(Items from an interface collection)
◆ ◆ ◆ ◆ ◆ ◆ ◆

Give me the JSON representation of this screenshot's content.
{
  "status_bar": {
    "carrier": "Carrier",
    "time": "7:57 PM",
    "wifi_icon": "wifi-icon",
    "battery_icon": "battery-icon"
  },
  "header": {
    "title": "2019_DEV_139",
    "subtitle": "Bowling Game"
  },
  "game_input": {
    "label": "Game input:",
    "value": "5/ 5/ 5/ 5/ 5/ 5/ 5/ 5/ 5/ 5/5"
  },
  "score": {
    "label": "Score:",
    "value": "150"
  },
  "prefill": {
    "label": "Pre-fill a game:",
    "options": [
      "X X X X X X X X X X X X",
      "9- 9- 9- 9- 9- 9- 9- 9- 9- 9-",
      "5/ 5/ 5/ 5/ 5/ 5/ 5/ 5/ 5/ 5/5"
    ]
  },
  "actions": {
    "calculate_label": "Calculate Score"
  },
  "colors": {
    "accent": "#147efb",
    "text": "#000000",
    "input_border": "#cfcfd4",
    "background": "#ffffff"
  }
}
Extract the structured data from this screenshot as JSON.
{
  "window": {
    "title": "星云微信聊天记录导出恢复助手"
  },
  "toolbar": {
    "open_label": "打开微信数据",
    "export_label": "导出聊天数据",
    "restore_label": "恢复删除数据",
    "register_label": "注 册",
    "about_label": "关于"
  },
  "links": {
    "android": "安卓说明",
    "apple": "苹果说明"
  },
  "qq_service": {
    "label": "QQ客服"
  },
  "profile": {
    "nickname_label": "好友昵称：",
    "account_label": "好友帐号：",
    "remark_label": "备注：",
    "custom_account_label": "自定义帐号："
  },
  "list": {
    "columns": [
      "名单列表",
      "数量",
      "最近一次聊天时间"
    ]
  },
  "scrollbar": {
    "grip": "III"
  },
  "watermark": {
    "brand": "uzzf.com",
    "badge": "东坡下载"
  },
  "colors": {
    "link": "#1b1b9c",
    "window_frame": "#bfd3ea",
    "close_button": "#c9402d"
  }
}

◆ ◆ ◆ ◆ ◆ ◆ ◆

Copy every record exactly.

Give me the JSON representation of this screenshot's content.
{
  "status_bar": {
    "carrier": "Carrier",
    "time": "7:57 PM",
    "wifi_icon": "wifi-icon",
    "battery_icon": "battery-icon"
  },
  "header": {
    "title": "2019_DEV_139",
    "subtitle": "Bowling Game"
  },
  "game_input": {
    "label": "Game input:",
    "value": "5/ 5/ 5/ 5/ 5/ 5/ 5/ 5/ 5/ 5/5"
  },
  "score": {
    "label": "Score:",
    "value": "150"
  },
  "prefill": {
    "label": "Pre-fill a game:",
    "options": [
      "X X X X X X X X X X X X",
      "9- 9- 9- 9- 9- 9- 9- 9- 9- 9-",
      "5/ 5/ 5/ 5/ 5/ 5/ 5/ 5/ 5/ 5/5"
    ]
  },
  "actions": {
    "calculate_label": "Calculate Score"
  },
  "colors": {
    "accent": "#147efb",
    "text": "#000000",
    "input_border": "#cfcfd4",
    "background": "#ffffff"
  }
}
Extract the structured data from this screenshot as JSON.
{
  "window": {
    "title": "星云微信聊天记录导出恢复助手"
  },
  "toolbar": {
    "open_label": "打开微信数据",
    "export_label": "导出聊天数据",
    "restore_label": "恢复删除数据",
    "register_label": "注 册",
    "about_label": "关于"
  },
  "links": {
    "android": "安卓说明",
    "apple": "苹果说明"
  },
  "qq_service": {
    "label": "QQ客服"
  },
  "profile": {
    "nickname_label": "好友昵称：",
    "account_label": "好友帐号：",
    "remark_label": "备注：",
    "custom_account_label": "自定义帐号："
  },
  "list": {
    "columns": [
      "名单列表",
      "数量",
      "最近一次聊天时间"
    ]
  },
  "scrollbar": {
    "grip": "III"
  },
  "watermark": {
    "brand": "uzzf.com",
    "badge": "东坡下载"
  },
  "colors": {
    "link": "#1b1b9c",
    "window_frame": "#bfd3ea",
    "close_button": "#c9402d"
  }
}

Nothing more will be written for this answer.